Aug 16, 2019
I am very saddened by Phil's passing, but she lived a meaningful and beautiful life. Our mutual friend, Lynn Slovonsky, a fellow journalist and New Castle native, introduced me to Phil after I began working at the Voice of America in 1999. Who would have thought that a fellow native of New Castle, would become one of VOA's most famous global correspondents! Initially, I worked on the "graveyard shift," which precluded me from being socially active. Nonetheless, Phil invited me to participate in many Easter and Christmas dinners at her Cleveland Park home. Somehow, I found a way to squeeze in the time to celebrate with her and her many friends and family.
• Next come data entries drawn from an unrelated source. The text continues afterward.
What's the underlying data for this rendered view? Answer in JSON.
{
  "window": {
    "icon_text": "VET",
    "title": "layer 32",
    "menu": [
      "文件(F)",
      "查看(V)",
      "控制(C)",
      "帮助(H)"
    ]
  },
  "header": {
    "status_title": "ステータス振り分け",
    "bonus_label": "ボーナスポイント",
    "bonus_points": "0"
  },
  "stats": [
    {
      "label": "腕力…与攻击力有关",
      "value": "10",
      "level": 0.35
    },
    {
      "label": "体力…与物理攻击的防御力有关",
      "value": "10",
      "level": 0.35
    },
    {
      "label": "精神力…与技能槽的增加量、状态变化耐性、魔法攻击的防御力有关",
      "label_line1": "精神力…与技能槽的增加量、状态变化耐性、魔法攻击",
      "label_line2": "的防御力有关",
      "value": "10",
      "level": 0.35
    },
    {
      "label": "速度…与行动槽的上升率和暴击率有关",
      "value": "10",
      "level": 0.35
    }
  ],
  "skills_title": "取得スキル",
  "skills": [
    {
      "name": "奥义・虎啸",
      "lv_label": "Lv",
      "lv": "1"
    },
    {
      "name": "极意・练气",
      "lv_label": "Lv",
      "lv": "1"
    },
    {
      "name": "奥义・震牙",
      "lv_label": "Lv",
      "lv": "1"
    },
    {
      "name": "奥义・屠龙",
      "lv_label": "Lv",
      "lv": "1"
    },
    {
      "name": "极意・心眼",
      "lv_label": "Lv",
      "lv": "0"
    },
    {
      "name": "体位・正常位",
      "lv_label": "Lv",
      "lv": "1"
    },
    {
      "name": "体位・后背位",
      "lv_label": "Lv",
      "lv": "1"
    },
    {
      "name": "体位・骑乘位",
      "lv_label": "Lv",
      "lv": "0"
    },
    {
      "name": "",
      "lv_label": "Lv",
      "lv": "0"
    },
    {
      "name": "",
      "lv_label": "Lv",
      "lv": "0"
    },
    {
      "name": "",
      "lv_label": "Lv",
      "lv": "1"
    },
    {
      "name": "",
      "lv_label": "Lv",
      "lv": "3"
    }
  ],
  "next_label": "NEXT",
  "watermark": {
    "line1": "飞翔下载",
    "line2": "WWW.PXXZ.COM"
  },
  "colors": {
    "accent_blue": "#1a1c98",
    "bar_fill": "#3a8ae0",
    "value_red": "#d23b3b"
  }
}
Subsequently, I have climbed the... ladder into a senior position in my own right as director of Current Affairs Programming. Phil was a true inspiration to me. When I learned on August 9 of her passing, I circulated her obituary to as many people at the Voice of America as I thought would remember her. Then, another senior VOA official duplicated and amplified my effort. Today, August 16, I submitted her name to be honored as a trailblazer for a "Women in the Media" event to take place on August 28. I certainly hope my entry on her will be accepted and publicized. I hope the family will find comfort in the many memories of Phil. Phil's work -- her legacy at the VOA and her books, especially "A Basement Seat to History," will live on and inspire many aspiring journalists to emulate Phil's success and contributions to the world. Sincerely, Carol Samuels CastielRead more